BEGIN Data

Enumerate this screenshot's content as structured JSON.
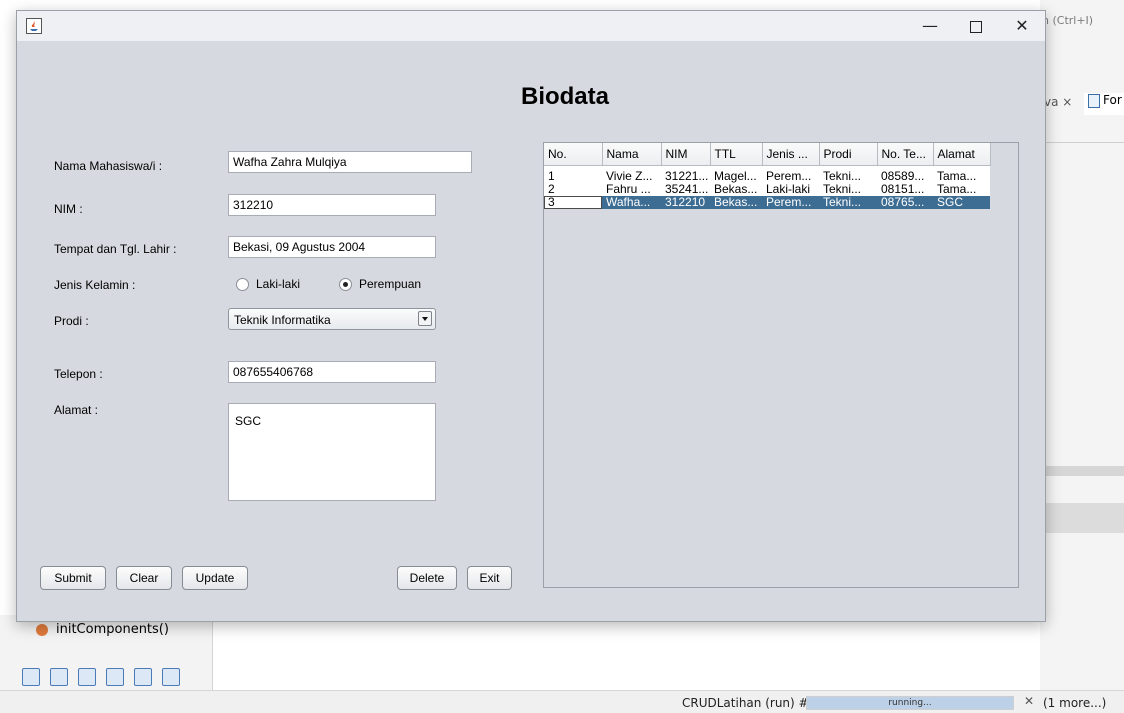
{
  "ide": {
    "search_hint": "h (Ctrl+I)",
    "tab_partial": "va ×",
    "tab_form_partial": "For",
    "navigator_item": "initComponents()",
    "status": {
      "task": "CRUDLatihan (run) #2",
      "progress_label": "running...",
      "more": "(1 more...)"
    }
  },
  "window": {
    "title": "",
    "controls": {
      "minimize": "—",
      "close": "✕"
    }
  },
  "form": {
    "title": "Biodata",
    "labels": {
      "nama": "Nama Mahasiswa/i :",
      "nim": "NIM :",
      "ttl": "Tempat dan Tgl. Lahir :",
      "jenis_kelamin": "Jenis Kelamin :",
      "prodi": "Prodi :",
      "telepon": "Telepon :",
      "alamat": "Alamat :"
    },
    "values": {
      "nama": "Wafha Zahra Mulqiya",
      "nim": "312210",
      "ttl": "Bekasi, 09 Agustus 2004",
      "prodi": "Teknik Informatika",
      "telepon": "087655406768",
      "alamat": "SGC"
    },
    "gender": {
      "options": [
        "Laki-laki",
        "Perempuan"
      ],
      "selected": "Perempuan"
    },
    "buttons": {
      "submit": "Submit",
      "clear": "Clear",
      "update": "Update",
      "delete": "Delete",
      "exit": "Exit"
    }
  },
  "table": {
    "columns": [
      "No.",
      "Nama",
      "NIM",
      "TTL",
      "Jenis ...",
      "Prodi",
      "No. Te...",
      "Alamat"
    ],
    "rows": [
      [
        "1",
        "Vivie Z...",
        "31221...",
        "Magel...",
        "Perem...",
        "Tekni...",
        "08589...",
        "Tama..."
      ],
      [
        "2",
        "Fahru ...",
        "35241...",
        "Bekas...",
        "Laki-laki",
        "Tekni...",
        "08151...",
        "Tama..."
      ],
      [
        "3",
        "Wafha...",
        "312210",
        "Bekas...",
        "Perem...",
        "Tekni...",
        "08765...",
        "SGC"
      ]
    ],
    "selected_row": 3
  }
}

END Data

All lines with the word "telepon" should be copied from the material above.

      "telepon": "Telepon :",
      "telepon": "087655406768",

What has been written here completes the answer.